WHAT IS EXPECTED:
Write out the full listing again. Make no alterations.

----- DATA SHOWN -----

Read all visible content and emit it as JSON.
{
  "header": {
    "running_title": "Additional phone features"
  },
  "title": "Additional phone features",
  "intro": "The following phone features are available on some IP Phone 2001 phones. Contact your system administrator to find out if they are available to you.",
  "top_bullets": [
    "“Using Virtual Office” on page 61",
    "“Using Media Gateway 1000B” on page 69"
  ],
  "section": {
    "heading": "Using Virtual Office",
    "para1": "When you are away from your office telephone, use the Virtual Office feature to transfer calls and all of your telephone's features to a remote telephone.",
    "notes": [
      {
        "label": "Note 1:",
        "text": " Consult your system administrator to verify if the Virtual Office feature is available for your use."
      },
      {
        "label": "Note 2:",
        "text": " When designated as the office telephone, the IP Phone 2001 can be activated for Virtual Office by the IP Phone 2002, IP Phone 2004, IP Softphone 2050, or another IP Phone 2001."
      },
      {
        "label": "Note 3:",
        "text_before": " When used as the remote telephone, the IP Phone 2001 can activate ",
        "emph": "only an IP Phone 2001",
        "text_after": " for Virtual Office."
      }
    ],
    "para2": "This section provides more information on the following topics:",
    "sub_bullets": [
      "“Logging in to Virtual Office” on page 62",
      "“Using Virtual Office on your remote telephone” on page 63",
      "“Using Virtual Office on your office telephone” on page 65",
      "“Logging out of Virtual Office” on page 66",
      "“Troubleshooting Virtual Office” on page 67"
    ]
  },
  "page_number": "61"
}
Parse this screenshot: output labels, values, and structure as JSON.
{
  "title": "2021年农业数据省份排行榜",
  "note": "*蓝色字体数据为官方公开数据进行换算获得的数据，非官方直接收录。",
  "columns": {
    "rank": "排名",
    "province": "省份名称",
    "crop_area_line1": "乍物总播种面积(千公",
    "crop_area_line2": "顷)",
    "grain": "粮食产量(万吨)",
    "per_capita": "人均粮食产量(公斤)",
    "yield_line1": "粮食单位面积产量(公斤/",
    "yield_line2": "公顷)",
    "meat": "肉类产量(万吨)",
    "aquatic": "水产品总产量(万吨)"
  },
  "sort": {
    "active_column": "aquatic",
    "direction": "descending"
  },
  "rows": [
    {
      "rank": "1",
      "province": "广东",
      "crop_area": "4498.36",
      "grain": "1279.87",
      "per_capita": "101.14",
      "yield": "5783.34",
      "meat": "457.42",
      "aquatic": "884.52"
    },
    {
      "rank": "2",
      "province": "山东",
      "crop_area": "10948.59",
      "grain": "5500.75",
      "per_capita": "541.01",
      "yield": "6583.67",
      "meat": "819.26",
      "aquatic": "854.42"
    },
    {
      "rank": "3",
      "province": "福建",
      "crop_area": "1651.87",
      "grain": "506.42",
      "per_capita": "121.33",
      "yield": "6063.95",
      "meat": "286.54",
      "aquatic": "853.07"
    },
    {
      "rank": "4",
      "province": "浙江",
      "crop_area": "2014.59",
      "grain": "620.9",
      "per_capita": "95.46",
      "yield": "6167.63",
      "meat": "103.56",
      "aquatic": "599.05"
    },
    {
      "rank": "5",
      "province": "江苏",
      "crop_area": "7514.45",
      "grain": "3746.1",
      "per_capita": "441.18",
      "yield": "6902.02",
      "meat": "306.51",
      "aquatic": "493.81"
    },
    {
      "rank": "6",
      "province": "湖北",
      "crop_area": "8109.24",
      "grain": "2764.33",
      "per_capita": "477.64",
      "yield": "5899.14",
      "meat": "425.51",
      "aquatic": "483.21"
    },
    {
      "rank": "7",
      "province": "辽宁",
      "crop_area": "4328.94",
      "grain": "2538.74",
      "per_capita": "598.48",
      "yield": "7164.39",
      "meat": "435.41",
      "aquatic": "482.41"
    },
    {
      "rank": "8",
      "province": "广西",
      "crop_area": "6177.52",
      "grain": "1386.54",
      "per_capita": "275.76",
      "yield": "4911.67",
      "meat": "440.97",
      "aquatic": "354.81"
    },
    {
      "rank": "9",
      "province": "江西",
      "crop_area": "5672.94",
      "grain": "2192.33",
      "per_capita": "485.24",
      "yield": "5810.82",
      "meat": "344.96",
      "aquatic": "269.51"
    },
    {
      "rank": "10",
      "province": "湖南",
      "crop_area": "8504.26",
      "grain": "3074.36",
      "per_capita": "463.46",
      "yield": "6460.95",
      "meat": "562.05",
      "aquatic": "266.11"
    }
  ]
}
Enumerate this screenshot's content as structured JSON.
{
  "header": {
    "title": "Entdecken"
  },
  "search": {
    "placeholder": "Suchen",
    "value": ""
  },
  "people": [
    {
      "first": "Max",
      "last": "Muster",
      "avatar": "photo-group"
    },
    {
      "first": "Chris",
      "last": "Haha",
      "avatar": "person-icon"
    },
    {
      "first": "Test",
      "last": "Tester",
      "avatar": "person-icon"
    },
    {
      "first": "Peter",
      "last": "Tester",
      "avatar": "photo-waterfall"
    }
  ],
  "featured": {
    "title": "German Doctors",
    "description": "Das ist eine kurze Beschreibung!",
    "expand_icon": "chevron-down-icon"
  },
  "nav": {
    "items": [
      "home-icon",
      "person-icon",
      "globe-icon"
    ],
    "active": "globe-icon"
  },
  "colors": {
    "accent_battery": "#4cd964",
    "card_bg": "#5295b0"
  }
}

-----

SOLUTION FOR THIS PROBLEM:
Read all visible content and emit it as JSON.
{
  "header": {
    "running_title": "Additional phone features"
  },
  "title": "Additional phone features",
  "intro": "The following phone features are available on some IP Phone 2001 phones. Contact your system administrator to find out if they are available to you.",
  "top_bullets": [
    "“Using Virtual Office” on page 61",
    "“Using Media Gateway 1000B” on page 69"
  ],
  "section": {
    "heading": "Using Virtual Office",
    "para1": "When you are away from your office telephone, use the Virtual Office feature to transfer calls and all of your telephone's features to a remote telephone.",
    "notes": [
      {
        "label": "Note 1:",
        "text": " Consult your system administrator to verify if the Virtual Office feature is available for your use."
      },
      {
        "label": "Note 2:",
        "text": " When designated as the office telephone, the IP Phone 2001 can be activated for Virtual Office by the IP Phone 2002, IP Phone 2004, IP Softphone 2050, or another IP Phone 2001."
      },
      {
        "label": "Note 3:",
        "text_before": " When used as the remote telephone, the IP Phone 2001 can activate ",
        "emph": "only an IP Phone 2001",
        "text_after": " for Virtual Office."
      }
    ],
    "para2": "This section provides more information on the following topics:",
    "sub_bullets": [
      "“Logging in to Virtual Office” on page 62",
      "“Using Virtual Office on your remote telephone” on page 63",
      "“Using Virtual Office on your office telephone” on page 65",
      "“Logging out of Virtual Office” on page 66",
      "“Troubleshooting Virtual Office” on page 67"
    ]
  },
  "page_number": "61"
}
Parse this screenshot: output labels, values, and structure as JSON.
{
  "title": "2021年农业数据省份排行榜",
  "note": "*蓝色字体数据为官方公开数据进行换算获得的数据，非官方直接收录。",
  "columns": {
    "rank": "排名",
    "province": "省份名称",
    "crop_area_line1": "乍物总播种面积(千公",
    "crop_area_line2": "顷)",
    "grain": "粮食产量(万吨)",
    "per_capita": "人均粮食产量(公斤)",
    "yield_line1": "粮食单位面积产量(公斤/",
    "yield_line2": "公顷)",
    "meat": "肉类产量(万吨)",
    "aquatic": "水产品总产量(万吨)"
  },
  "sort": {
    "active_column": "aquatic",
    "direction": "descending"
  },
  "rows": [
    {
      "rank": "1",
      "province": "广东",
      "crop_area": "4498.36",
      "grain": "1279.87",
      "per_capita": "101.14",
      "yield": "5783.34",
      "meat": "457.42",
      "aquatic": "884.52"
    },
    {
      "rank": "2",
      "province": "山东",
      "crop_area": "10948.59",
      "grain": "5500.75",
      "per_capita": "541.01",
      "yield": "6583.67",
      "meat": "819.26",
      "aquatic": "854.42"
    },
    {
      "rank": "3",
      "province": "福建",
      "crop_area": "1651.87",
      "grain": "506.42",
      "per_capita": "121.33",
      "yield": "6063.95",
      "meat": "286.54",
      "aquatic": "853.07"
    },
    {
      "rank": "4",
      "province": "浙江",
      "crop_area": "2014.59",
      "grain": "620.9",
      "per_capita": "95.46",
      "yield": "6167.63",
      "meat": "103.56",
      "aquatic": "599.05"
    },
    {
      "rank": "5",
      "province": "江苏",
      "crop_area": "7514.45",
      "grain": "3746.1",
      "per_capita": "441.18",
      "yield": "6902.02",
      "meat": "306.51",
      "aquatic": "493.81"
    },
    {
      "rank": "6",
      "province": "湖北",
      "crop_area": "8109.24",
      "grain": "2764.33",
      "per_capita": "477.64",
      "yield": "5899.14",
      "meat": "425.51",
      "aquatic": "483.21"
    },
    {
      "rank": "7",
      "province": "辽宁",
      "crop_area": "4328.94",
      "grain": "2538.74",
      "per_capita": "598.48",
      "yield": "7164.39",
      "meat": "435.41",
      "aquatic": "482.41"
    },
    {
      "rank": "8",
      "province": "广西",
      "crop_area": "6177.52",
      "grain": "1386.54",
      "per_capita": "275.76",
      "yield": "4911.67",
      "meat": "440.97",
      "aquatic": "354.81"
    },
    {
      "rank": "9",
      "province": "江西",
      "crop_area": "5672.94",
      "grain": "2192.33",
      "per_capita": "485.24",
      "yield": "5810.82",
      "meat": "344.96",
      "aquatic": "269.51"
    },
    {
      "rank": "10",
      "province": "湖南",
      "crop_area": "8504.26",
      "grain": "3074.36",
      "per_capita": "463.46",
      "yield": "6460.95",
      "meat": "562.05",
      "aquatic": "266.11"
    }
  ]
}
Enumerate this screenshot's content as structured JSON.
{
  "header": {
    "title": "Entdecken"
  },
  "search": {
    "placeholder": "Suchen",
    "value": ""
  },
  "people": [
    {
      "first": "Max",
      "last": "Muster",
      "avatar": "photo-group"
    },
    {
      "first": "Chris",
      "last": "Haha",
      "avatar": "person-icon"
    },
    {
      "first": "Test",
      "last": "Tester",
      "avatar": "person-icon"
    },
    {
      "first": "Peter",
      "last": "Tester",
      "avatar": "photo-waterfall"
    }
  ],
  "featured": {
    "title": "German Doctors",
    "description": "Das ist eine kurze Beschreibung!",
    "expand_icon": "chevron-down-icon"
  },
  "nav": {
    "items": [
      "home-icon",
      "person-icon",
      "globe-icon"
    ],
    "active": "globe-icon"
  },
  "colors": {
    "accent_battery": "#4cd964",
    "card_bg": "#5295b0"
  }
}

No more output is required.